Deeply concerned by Washington's victory over the British at Trenton on December 26, 1776, Cornwallis arrived with his troops in Trenton on the evening of January 2 prepared to overwhelm Washington's 5,000 exhausted, if exuberant, Continentals and militia with his 8,000 Redcoats. Washington knew better than to engage such a force and Cornwallis knew Washington would try to escape overnight, but he was left to guess at what course Washington would take. Cornwallis sent troops to guard the Delaware River, expecting Washington to reverse the route he took for the midnight crossing on December 25. Instead, Washington left his campfires burning, muffled the wheels of his army's wagons and snuck around the side of the British camp. As the Continentals headed north at dawn, they met the straggling British rear guard, which they outnumbered 5 to 1.
Forty Patriots and 275 British soldiers died during ensuing Battle of Princeton. After the defeat, the Howe brothers (General William and Admiral Richard) chose to leave most of New Jersey to Washington. Instead of marshalling their significant manpower to retake New Jersey, they concentrated all of their forces between New Brunswick and the Atlantic coast.

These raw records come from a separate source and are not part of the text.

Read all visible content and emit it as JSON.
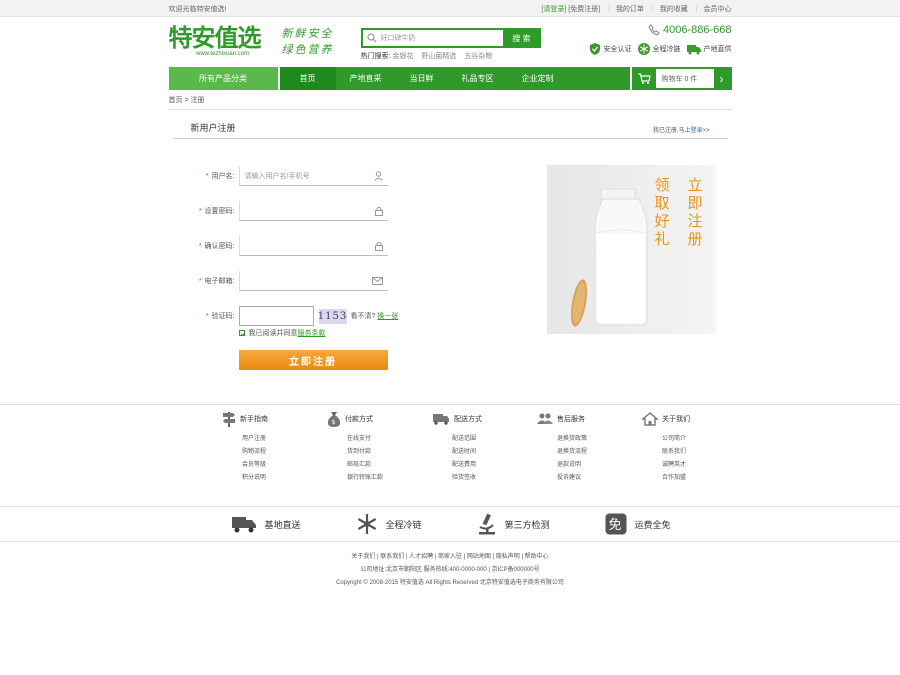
{
  "topbar": {
    "welcome": "欢迎光临特安值选!",
    "login": "[请登录]",
    "register": "[免费注册]",
    "my_orders": "我的订单",
    "favorites": "我的收藏",
    "member": "会员中心"
  },
  "header": {
    "logo_text": "特安值选",
    "logo_url": "www.tezhixuan.com",
    "slogan_line1": "新鲜安全",
    "slogan_line2": "绿色营养",
    "search_placeholder": "好口碑牛奶",
    "search_button": "搜 索",
    "hot_label": "热门搜索:",
    "hot_items": [
      "金银花",
      "野山菌精选",
      "五谷杂粮"
    ],
    "phone": "4006-886-668",
    "badges": [
      "安全认证",
      "全程冷链",
      "产地直供"
    ]
  },
  "nav": {
    "category": "所有产品分类",
    "items": [
      "首页",
      "产地直采",
      "当日鲜",
      "礼品专区",
      "企业定制"
    ],
    "cart": "购物车 0 件",
    "cart_arrow": "›"
  },
  "breadcrumb": "首页 > 注册",
  "register": {
    "title": "新用户注册",
    "has_account": "我已注册,马上",
    "login_link": "登录>>",
    "fields": [
      {
        "label": "用户名:",
        "placeholder": "请输入用户名/手机号"
      },
      {
        "label": "设置密码:",
        "placeholder": ""
      },
      {
        "label": "确认密码:",
        "placeholder": ""
      },
      {
        "label": "电子邮箱:",
        "placeholder": ""
      }
    ],
    "captcha_label": "验证码:",
    "captcha_code": "1153",
    "captcha_hint": "看不清?",
    "captcha_refresh": "换一张",
    "agree_text": "我已阅读并同意",
    "agree_link": "服务条款",
    "submit": "立即注册",
    "promo_col1": "立即注册",
    "promo_col2": "领取好礼"
  },
  "help": [
    {
      "title": "新手指南",
      "items": [
        "用户注册",
        "购物流程",
        "会员等级",
        "积分说明"
      ]
    },
    {
      "title": "付款方式",
      "items": [
        "在线支付",
        "货到付款",
        "邮局汇款",
        "银行转账汇款"
      ]
    },
    {
      "title": "配送方式",
      "items": [
        "配送范围",
        "配送时间",
        "配送费用",
        "验货签收"
      ]
    },
    {
      "title": "售后服务",
      "items": [
        "退换货政策",
        "退换货流程",
        "退款说明",
        "投诉建议"
      ]
    },
    {
      "title": "关于我们",
      "items": [
        "公司简介",
        "联系我们",
        "诚聘英才",
        "合作加盟"
      ]
    }
  ],
  "services": [
    "基地直送",
    "全程冷链",
    "第三方检测",
    "运费全免"
  ],
  "footer": {
    "links": "关于我们 | 联系我们 | 人才招聘 | 商家入驻 | 网站地图 | 隐私声明 | 帮助中心",
    "line2": "公司地址:北京市朝阳区 服务热线:400-0000-000 | 京ICP备000000号",
    "line3": "Copyright © 2008-2015 特安值选 All Rights Reserved 北京特安值选电子商务有限公司"
  }
}
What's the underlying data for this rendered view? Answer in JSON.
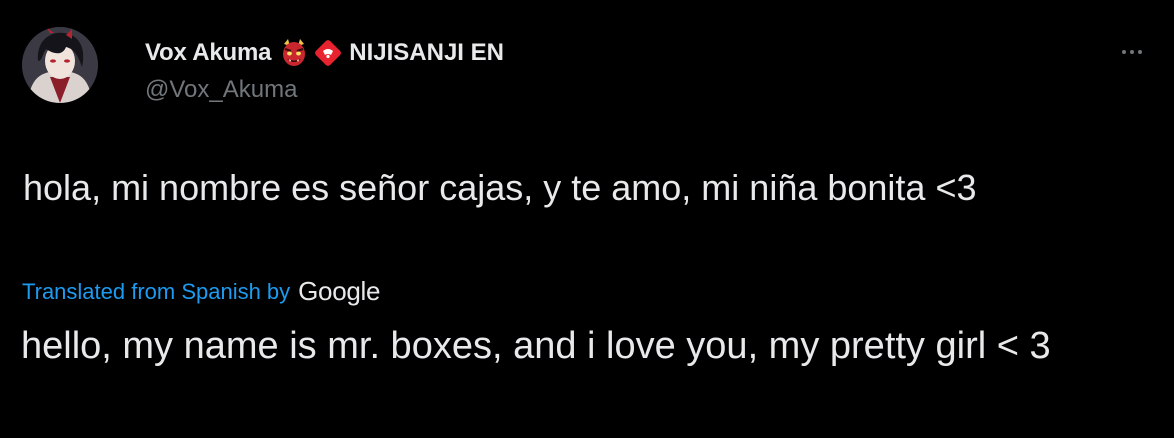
{
  "author": {
    "display_name": "Vox Akuma",
    "emoji": "oni-mask",
    "affiliation_badge": "red-diamond-badge",
    "affiliation": "NIJISANJI EN",
    "handle": "@Vox_Akuma"
  },
  "tweet": {
    "text": "hola, mi nombre es señor cajas, y te amo, mi niña bonita <3"
  },
  "translation": {
    "link_label": "Translated from Spanish",
    "by_label": "by",
    "provider": "Google",
    "text": "hello, my name is mr. boxes, and i love you, my pretty girl < 3"
  },
  "menu": {
    "icon": "more-horizontal-icon"
  },
  "colors": {
    "background": "#000000",
    "primary_text": "#e7e9ea",
    "secondary_text": "#71767b",
    "link": "#1d9bf0"
  }
}
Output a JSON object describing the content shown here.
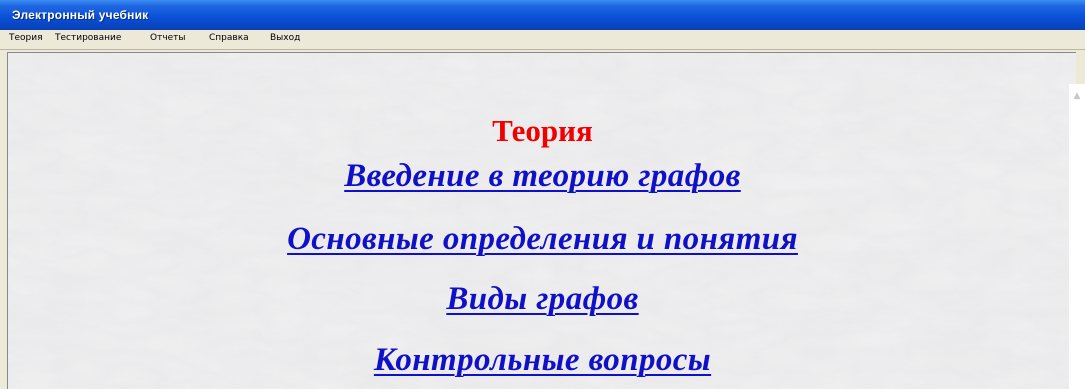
{
  "window": {
    "title": "Электронный учебник"
  },
  "menu": {
    "items": [
      {
        "label": "Теория"
      },
      {
        "label": "Тестирование"
      },
      {
        "label": "Отчеты"
      },
      {
        "label": "Справка"
      },
      {
        "label": "Выход"
      }
    ]
  },
  "main": {
    "heading": "Теория",
    "links": [
      {
        "label": "Введение в теорию графов"
      },
      {
        "label": "Основные определения и понятия"
      },
      {
        "label": "Виды графов"
      },
      {
        "label": "Контрольные вопросы"
      }
    ]
  },
  "colors": {
    "title_bar": "#0a52d8",
    "heading": "#f00000",
    "link": "#1010c8",
    "menubar": "#ece9d8"
  },
  "icons": {
    "scroll_up": "scroll-up-arrow-icon"
  }
}
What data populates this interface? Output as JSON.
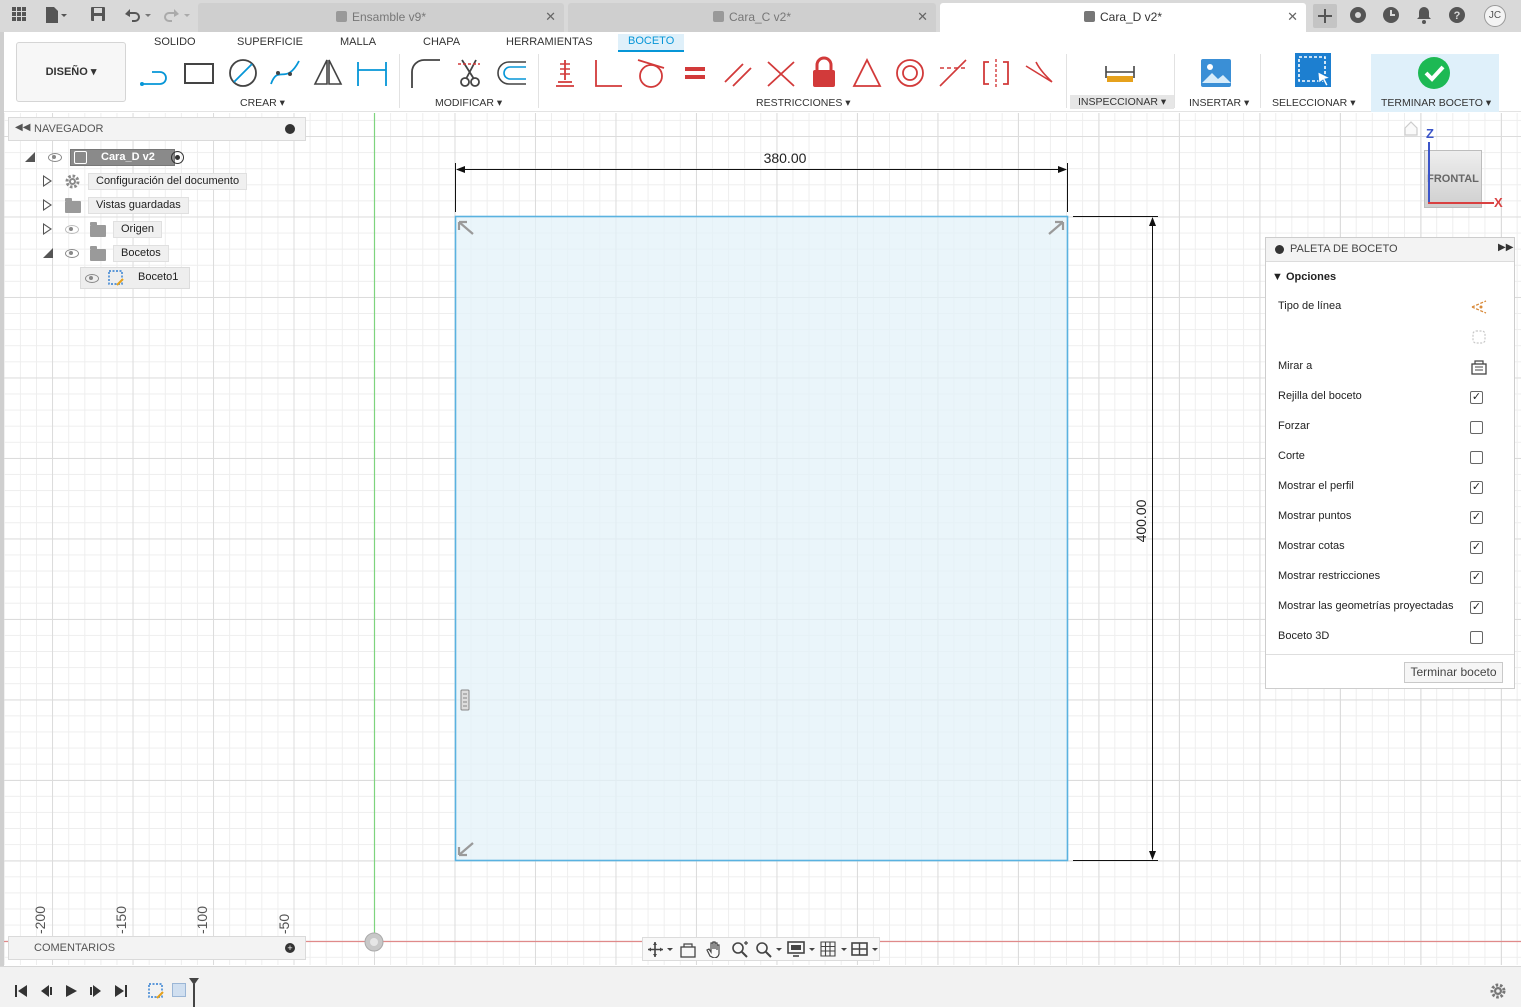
{
  "title_bar": {
    "tabs": [
      {
        "label": "Ensamble v9*",
        "active": false
      },
      {
        "label": "Cara_C v2*",
        "active": false
      },
      {
        "label": "Cara_D v2*",
        "active": true
      }
    ],
    "user_initials": "JC",
    "icons": [
      "apps-grid-icon",
      "file-icon",
      "save-icon",
      "undo-icon",
      "redo-icon",
      "close-icon",
      "add-tab-icon",
      "extensions-icon",
      "job-status-icon",
      "notifications-icon",
      "help-icon"
    ]
  },
  "ribbon": {
    "workspace_button": "DISEÑO",
    "tabs": [
      "SOLIDO",
      "SUPERFICIE",
      "MALLA",
      "CHAPA",
      "HERRAMIENTAS",
      "BOCETO"
    ],
    "active_tab": "BOCETO",
    "groups": {
      "create": "CREAR",
      "modify": "MODIFICAR",
      "constraints": "RESTRICCIONES",
      "inspect": "INSPECCIONAR",
      "insert": "INSERTAR",
      "select": "SELECCIONAR",
      "finish": "TERMINAR BOCETO"
    },
    "accent_color": "#0696d7",
    "finish_color": "#1db954"
  },
  "navigator": {
    "title": "NAVEGADOR",
    "root": "Cara_D v2",
    "items": [
      {
        "label": "Configuración del documento"
      },
      {
        "label": "Vistas guardadas"
      },
      {
        "label": "Origen"
      },
      {
        "label": "Bocetos"
      },
      {
        "label": "Boceto1"
      }
    ]
  },
  "comments": {
    "title": "COMENTARIOS"
  },
  "sketch": {
    "dim_horizontal": "380.00",
    "dim_vertical": "400.00",
    "ruler_ticks": [
      "-200",
      "-150",
      "-100",
      "-50"
    ],
    "fill_color": "#e3f1f8",
    "edge_color": "#5ab2e0"
  },
  "viewcube": {
    "face": "FRONTAL",
    "axis_z": "Z",
    "axis_x": "X"
  },
  "palette": {
    "title": "PALETA DE BOCETO",
    "section": "Opciones",
    "rows": [
      {
        "label": "Tipo de línea",
        "kind": "icon",
        "icon": "linetype-icon"
      },
      {
        "label": "",
        "kind": "icon",
        "icon": "construction-icon"
      },
      {
        "label": "Mirar a",
        "kind": "icon",
        "icon": "look-at-icon"
      },
      {
        "label": "Rejilla del boceto",
        "kind": "check",
        "checked": true
      },
      {
        "label": "Forzar",
        "kind": "check",
        "checked": false
      },
      {
        "label": "Corte",
        "kind": "check",
        "checked": false
      },
      {
        "label": "Mostrar el perfil",
        "kind": "check",
        "checked": true
      },
      {
        "label": "Mostrar puntos",
        "kind": "check",
        "checked": true
      },
      {
        "label": "Mostrar cotas",
        "kind": "check",
        "checked": true
      },
      {
        "label": "Mostrar restricciones",
        "kind": "check",
        "checked": true
      },
      {
        "label": "Mostrar las geometrías proyectadas",
        "kind": "check",
        "checked": true
      },
      {
        "label": "Boceto 3D",
        "kind": "check",
        "checked": false
      }
    ],
    "finish_button": "Terminar boceto"
  }
}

New Jersey had endured British invasion and rape and plunder at the hands of Britain's Hessian mercenaries. Now, as the Patriot militia resumed control, New Jersey Loyalists faced exile or humiliating repatriation. The Howes' decision to abandon New Jersey Loyalists permanently